Although I am uncomfortable comparing myself to others as a way of navigating life, I do find that being aware of worse situations can make me appreciate my own. For example, when I talked to people during chemotherapy treatments, I often went away being grateful for the realization that if I had to have cancer, at least I had a kind for which there were pretty effective treatments.  When my son was diagnosed with Tourette's Syndrome, I learned to be grateful that he did not have a life-threatening disease. I don't think it is necessary to compare myself to others to see these things, but becoming more aware of what other people are dealing with makes me more comfortable with, and more appreciative of my own situation. 

So, for this week, I am going to be more aware of what I do have, and not focus on what I don't have. Appreciating my blessings in life greatly increases my feelings of gratitude!

For more on gratitude see Living in Thanksgiving - How Grateful Are You?

and Living in Thanksgiving - Gratitude Journals, Yes or No?

Friday, November 1, 2013

Living in Thanksgiving - How Grateful Are You?

Every November, about half way through the month, I realize that I wish I were reflecting more on being thankful and expressing gratitude. It usually hits me when I realize friends have been expressing thanks daily for things in their lives via social media. I often think "Oh, I wish I had done that."  I want Thanksgiving to be more than the speed bump between Halloween and Christmas.
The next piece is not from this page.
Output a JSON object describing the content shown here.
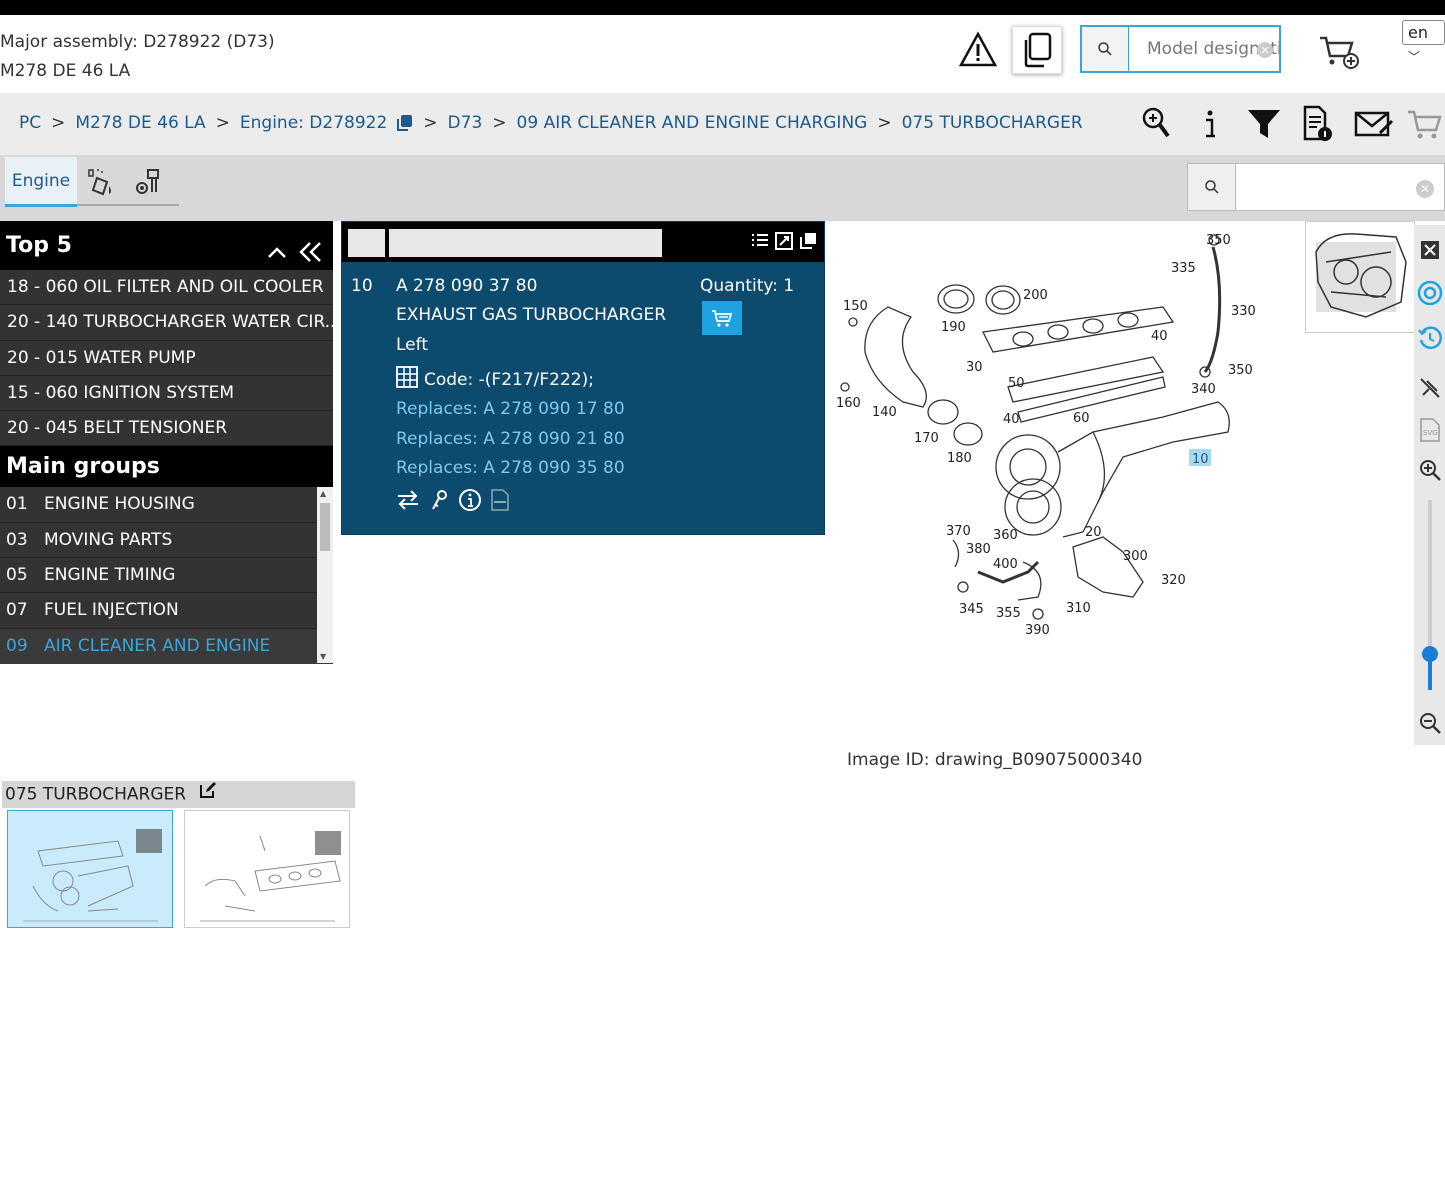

So, this year, I am working on cultivating an attitude of gratitude throughout the month of November. I am hopeful that working on this intentionally for a month will give me good habits for the upcoming year.

Why gratitude? According to an article "In Praise of Gratitude" found in a health newsletter from Harvard, gratitude and happiness are linked. It says "In positive psychology research, gratitude is strongly and consistently associated with greater happiness. Gratitude helps people feel more positive emotions, relish good experiences, improve their health, deal with adversity, and build strong relationships." In other words, gratitude helps with all of your basic life skills. Who wouldn't want to feel more positive, enjoy life more, have better coping skills, and have better relationships and health?

Of course, in order to make improvements in life, it is valuable to assess where you are right now. I found a gratitude quiz to measure my current "attitude of gratitude."  I scored a respectable 85% on this quiz, and feel that I am on my way to appreciating life more fully this month.

When I was in high school, a good friend introduced me to a book by legendary basketball coach John Wooden. It was called "They Call Me Coach," and contained many of Wooden's experiences, and also his philosophy of living. I remember being very impressed by Wooden's attention to living life well. He wanted to develop people, not just winning basketball players.  To start off my month of gratitude, here is a quote from John Wooden. It is a great blueprint for my month, and for life.
Be true to yourself, help others, make each day your masterpiece, make friendship a fine art, drink deeply from good books - especially the Bible, build a shelter against a rainy day, give thanks for your blessings and pray for guidance every day. -- John Wooden
Join me on my gratitude quest this month, and spend some time reflecting on the things for which you might give thanks.

See also Living in Thanksgiving - Perception and Gratitude and Living in Thanksgiving - Gratitude Journals, Yes or No?